The next step to landing a receptionist job is to ensure you understand what good customer service is and you are fully committed to showing up in this way every day for clients and patients. What does this mean? Tangible aspects of exceptional customer service include: answering the phone with a smile (which lets the client or patient know that you are genuinely happy they called) and making sure you resolve any question or issue raised by the caller. One of the most important dental office receptionist tips is to really understand – people don’t love going to the dentist. This understanding will help you remember to make clients and patients feel welcome when they call or when they arrive at the office. When you show your compassion for their fears and take the time to listen to them, you are building their loyalty to your dental office. There are tons of dental offices in almost every city, but very few are really excellent at building relationships with their patients. As the receptionist, the responsibility rests with you to create and maintain that relationship so patients will keep coming back.
Finally, if you are specifically looking to join the dental industry as a dental receptionist, this is the best interview tip I can give you – reflect about why it’s important to you to work in dental, so you will be able to explain it in a way that helps the dentist know you are a great fit for the team. You could find a receptionist job almost anywhere, so why do you want to become a dental receptionist? You’ll be a step ahead of other candidates for the position if you are able to explain from your heart why you are pursuing the opportunity to be a receptionist in a dental office. Be clear on the reason and be able to communicate it to others, and you’ll find yourself one step closer to becoming the dental office receptionist that you hope to be.
Related Dental Training Resources:
- Dental Receptionist Training Course Introduction
- [Dental Receptionist Training Course Module – Member access only!] Purpose of The Dental Receptionist
- [Receptionist Webinar Course – Member access only!] How to Rock The New Patient Phone Call
- [Article] Work Better as a Team When You “Walk a Mile in My Shoes”
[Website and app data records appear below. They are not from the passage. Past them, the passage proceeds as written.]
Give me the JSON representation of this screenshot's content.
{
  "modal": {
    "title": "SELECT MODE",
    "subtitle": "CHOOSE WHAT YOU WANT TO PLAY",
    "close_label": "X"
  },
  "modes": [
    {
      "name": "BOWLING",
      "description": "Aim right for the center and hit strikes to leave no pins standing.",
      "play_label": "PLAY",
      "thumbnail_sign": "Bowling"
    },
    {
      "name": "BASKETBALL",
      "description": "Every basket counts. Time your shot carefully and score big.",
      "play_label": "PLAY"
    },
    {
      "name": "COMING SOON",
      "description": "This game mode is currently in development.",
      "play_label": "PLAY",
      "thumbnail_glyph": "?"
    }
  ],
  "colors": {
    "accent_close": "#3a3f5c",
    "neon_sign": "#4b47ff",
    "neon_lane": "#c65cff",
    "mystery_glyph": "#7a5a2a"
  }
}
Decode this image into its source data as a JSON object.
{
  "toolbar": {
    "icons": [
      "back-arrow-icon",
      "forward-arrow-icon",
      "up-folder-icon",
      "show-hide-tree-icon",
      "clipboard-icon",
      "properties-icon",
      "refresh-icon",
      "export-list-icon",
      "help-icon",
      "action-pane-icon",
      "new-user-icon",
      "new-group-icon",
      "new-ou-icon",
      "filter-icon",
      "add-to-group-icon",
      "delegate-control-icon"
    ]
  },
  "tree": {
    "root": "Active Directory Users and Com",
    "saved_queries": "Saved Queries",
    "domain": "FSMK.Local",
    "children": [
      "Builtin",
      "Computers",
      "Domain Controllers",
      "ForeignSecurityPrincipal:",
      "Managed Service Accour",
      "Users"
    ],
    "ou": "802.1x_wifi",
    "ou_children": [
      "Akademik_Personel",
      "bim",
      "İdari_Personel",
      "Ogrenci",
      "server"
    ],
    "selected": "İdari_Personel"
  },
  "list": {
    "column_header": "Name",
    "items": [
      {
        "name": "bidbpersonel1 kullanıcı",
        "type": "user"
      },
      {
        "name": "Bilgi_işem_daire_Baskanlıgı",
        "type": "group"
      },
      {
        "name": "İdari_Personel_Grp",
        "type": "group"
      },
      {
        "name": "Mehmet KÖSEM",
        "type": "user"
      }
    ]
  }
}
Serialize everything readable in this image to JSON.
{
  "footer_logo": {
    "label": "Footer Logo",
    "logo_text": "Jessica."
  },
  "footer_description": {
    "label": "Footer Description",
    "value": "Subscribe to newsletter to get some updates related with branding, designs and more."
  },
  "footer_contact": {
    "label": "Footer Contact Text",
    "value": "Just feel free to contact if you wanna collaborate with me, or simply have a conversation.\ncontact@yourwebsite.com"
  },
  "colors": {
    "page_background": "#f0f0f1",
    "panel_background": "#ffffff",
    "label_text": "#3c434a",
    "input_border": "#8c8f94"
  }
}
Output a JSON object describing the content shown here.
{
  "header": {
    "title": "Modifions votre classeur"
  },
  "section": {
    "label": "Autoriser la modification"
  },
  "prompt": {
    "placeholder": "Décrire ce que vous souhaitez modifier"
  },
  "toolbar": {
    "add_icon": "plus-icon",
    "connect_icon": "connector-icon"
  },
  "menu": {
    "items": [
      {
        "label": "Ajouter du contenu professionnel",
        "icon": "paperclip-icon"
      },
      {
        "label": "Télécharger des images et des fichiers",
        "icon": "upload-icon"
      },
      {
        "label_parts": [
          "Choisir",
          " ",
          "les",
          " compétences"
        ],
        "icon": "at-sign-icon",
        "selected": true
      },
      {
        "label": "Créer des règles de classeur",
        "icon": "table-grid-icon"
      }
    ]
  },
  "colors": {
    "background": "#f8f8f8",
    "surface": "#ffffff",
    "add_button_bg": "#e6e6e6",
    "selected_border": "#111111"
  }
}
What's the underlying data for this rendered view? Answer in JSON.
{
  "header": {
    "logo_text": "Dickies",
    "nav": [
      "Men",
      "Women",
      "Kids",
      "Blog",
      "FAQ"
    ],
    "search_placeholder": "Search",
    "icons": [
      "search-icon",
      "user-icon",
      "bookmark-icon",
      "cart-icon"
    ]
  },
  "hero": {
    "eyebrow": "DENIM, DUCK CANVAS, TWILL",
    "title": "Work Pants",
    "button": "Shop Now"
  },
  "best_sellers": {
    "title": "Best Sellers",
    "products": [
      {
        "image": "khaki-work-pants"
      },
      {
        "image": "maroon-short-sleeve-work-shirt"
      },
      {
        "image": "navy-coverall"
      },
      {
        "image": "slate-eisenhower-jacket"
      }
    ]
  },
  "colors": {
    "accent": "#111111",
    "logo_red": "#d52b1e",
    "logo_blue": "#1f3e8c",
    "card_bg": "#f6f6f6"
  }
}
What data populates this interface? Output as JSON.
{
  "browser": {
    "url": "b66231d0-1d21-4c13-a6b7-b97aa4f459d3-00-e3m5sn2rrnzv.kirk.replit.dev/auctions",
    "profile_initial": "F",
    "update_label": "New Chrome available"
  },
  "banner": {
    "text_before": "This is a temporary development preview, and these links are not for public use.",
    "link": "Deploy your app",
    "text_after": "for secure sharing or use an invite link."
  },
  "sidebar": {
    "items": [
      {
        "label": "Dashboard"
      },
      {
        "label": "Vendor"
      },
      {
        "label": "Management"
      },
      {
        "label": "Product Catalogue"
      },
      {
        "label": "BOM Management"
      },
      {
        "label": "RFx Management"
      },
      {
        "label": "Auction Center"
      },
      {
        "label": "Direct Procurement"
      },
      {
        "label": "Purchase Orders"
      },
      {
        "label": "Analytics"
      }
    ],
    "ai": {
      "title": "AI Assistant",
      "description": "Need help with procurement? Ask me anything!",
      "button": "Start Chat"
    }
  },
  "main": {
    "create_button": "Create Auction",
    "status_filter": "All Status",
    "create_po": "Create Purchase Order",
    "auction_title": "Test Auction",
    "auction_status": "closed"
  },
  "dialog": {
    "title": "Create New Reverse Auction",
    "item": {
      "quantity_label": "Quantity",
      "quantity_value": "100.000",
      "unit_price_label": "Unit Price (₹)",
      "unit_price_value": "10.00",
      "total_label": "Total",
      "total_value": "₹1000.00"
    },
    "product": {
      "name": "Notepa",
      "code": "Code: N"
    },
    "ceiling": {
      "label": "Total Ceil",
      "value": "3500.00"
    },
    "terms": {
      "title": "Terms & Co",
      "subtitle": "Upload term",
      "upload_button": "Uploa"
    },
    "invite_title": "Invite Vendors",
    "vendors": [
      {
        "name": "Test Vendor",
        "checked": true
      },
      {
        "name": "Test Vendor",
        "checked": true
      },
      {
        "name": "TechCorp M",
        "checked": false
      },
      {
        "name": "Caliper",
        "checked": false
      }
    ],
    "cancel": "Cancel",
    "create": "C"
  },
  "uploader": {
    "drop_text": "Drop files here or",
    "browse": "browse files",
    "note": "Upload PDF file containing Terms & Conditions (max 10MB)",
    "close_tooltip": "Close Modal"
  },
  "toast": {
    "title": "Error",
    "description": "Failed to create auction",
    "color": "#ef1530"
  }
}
- [Article] We are Here for the Patients and They Come First
- [Article] 3 Reasons New Employees Shouldn’t Answer the Phones
- [Infographic] Excellent Customer Service Guide